MTV Germany risked incurring further wrath from the Catholic Church Wednesday when it went ahead with the planned broadcasting of a single test episode of the irreverent cartoon series "Popetown."
The Catholic Church has MTV's "Popetown" cartoon in its sights
Amid a storm of protests from a long line of church leaders that went all the way up to the Vatican, MTV ran a test episode of the show -- which features a squat, gun-toting pontiff -- to gauge opinion and then broadcasted a panel discussion after the screening.
During the airing of the show, which has drawn massive protests wherever it has been shown, from Canada to New Zealand, MTV urged its viewers to phone in or comment via the Internet, saying that the decision to continue with the proposed 10-part series would depend on the reactions of the audience.
A statement from MTV said that an official decision by the broadcaster on the future of the show would be made next week.
A phone survey was also conducted among viewers between the ages of 14 and 39. An MTV source later revealed that 78 percent were in favor of the show.
Under the title "How Far Can Satire Go?", members of Germany's Catholic Youth Association, media analysts, politicians, German pop stars and MTV viewers debated the controversial show. However, the most vehement critics of "Popetown" -- the archdiocese of Munich -- failed to attend.

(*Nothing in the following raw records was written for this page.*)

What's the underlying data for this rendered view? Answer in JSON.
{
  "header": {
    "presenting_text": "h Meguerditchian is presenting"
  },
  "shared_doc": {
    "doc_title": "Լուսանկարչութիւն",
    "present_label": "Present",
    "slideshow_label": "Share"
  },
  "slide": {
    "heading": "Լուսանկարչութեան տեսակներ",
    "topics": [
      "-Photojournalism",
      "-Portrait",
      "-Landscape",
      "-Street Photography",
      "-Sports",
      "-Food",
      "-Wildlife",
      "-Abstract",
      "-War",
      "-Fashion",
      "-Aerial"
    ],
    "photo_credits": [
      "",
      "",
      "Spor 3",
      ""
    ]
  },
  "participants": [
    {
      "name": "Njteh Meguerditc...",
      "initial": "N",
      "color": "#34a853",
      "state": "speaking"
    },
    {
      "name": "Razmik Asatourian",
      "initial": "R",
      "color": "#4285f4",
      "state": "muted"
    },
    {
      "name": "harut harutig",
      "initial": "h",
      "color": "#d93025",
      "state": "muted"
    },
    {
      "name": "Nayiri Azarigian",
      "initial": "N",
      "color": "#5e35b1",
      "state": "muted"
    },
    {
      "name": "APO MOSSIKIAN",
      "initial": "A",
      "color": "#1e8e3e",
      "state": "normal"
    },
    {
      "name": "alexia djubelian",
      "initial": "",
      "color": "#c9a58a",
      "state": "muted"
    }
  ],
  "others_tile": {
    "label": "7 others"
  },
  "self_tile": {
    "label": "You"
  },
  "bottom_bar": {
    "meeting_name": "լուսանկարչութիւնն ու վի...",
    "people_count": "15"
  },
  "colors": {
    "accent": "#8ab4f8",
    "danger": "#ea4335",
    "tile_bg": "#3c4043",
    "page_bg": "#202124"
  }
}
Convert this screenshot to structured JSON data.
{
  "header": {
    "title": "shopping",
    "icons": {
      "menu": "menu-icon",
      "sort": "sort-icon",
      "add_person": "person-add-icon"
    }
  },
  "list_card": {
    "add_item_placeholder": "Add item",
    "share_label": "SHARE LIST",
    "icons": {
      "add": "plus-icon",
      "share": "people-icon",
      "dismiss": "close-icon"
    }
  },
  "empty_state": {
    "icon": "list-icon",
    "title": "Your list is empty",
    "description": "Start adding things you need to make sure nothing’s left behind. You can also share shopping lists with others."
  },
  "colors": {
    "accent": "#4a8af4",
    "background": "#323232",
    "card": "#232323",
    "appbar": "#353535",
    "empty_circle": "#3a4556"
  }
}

Diverse panel set up to discuss the boundaries of satire
Those who did attend included Dirk Tänzler of the board of directors of the Alliance of German Catholic Youth (BDKJ), Joachim von Gottberg from German television's regulatory body (FSF), rapper Smudo from German band Die Fantastischen Vier and the chairman of the Young Liberals, Johannes Vogel.
Gottberg told the panel that the FSF had watched the show before it was shown and had concluded that "Popetown" was not a danger, giving MTV the green light to broadcast. "Nobody believes that this is a representation of reality,” he said.
When asked if the beliefs of children would be damaged or their faith in the church shaken by the show, Gottberg said that showing "Popetown" at a later time would help to protect younger children between the ages of four and 12 who would not understand the irony of the show.
Older kids know what reality is, says TV standards boss
The real pope's behavior differs greatly from the show's
"Every 12-year old knows that the pope is not an immature child-like figure," he added. The pontiff in the show often acts like an offensive child, declaring in one episode that he hates orphans "like the plague" and that receiving them is "really crap." Gottberg concluded: "It is unlikely that the show would be pulled just because feelings are hurt."
Rapper Smudo said that the row concerning "Popetown" had benefited MTV at the expense of the image of the Catholic Church and added that if anything should be banned it should be Germany's conservative parties which he felt damaged democracy by attempting to restrict free speech and expression in art.
Conservative politician Joachim Herrmann earlier this week filed an injunction against MTV over its advertisement for the show which portrayed an empty cross next to a man with a crown of thorns and bloody wounds giggling in front of his television.
The Christian Social Union (CSU) -- which is the sister party of Chancellor Merkel's Christian Democratic Union and is based in Bavaria, the current pope's state of birth -- issued its protests to the panel in writing. "Such a program has no place on German television," wrote CSU Secretary General Markus Söder.
German Catholic Youth representative Tänzler criticized the show, saying that it "denigrated" the cross and went too far. "I would recommend that MTV stops its broadcast of this show," Tänzler said, adding that the show was banal and had nothing to do with satire.
Archdiocese of Munich pushes for ban
The church is undetered by its initial failure to have the show banned
After the episode was shown, the archdiocese of Munich was considering its next step in its bid to have the show taken off German television, vowing to do all it could to prevent the series -- which is available on DVD -- from being broadcast.
The archdiocese had filed a legal injunction against MTV Germany on Tuesday in an attempt to block the broadcast of the "blasphemous" cartoon.
The bishops in Pope Benedict XVI's largely Catholic home state of Bavaria, southern Germany, called the show "a collective insult to practicing Catholics" and claimed the dialogues in the dubbed German version of the cartoon were even more blasphemous against the pope and the Eucharist than the excerpts available on the Internet.
MTV offered the single test episode as a compromise solution to the archdiocese's calls for a complete ban, but the bishops have continued to call for the show to be pulled, calling MTV's offer "perfidious."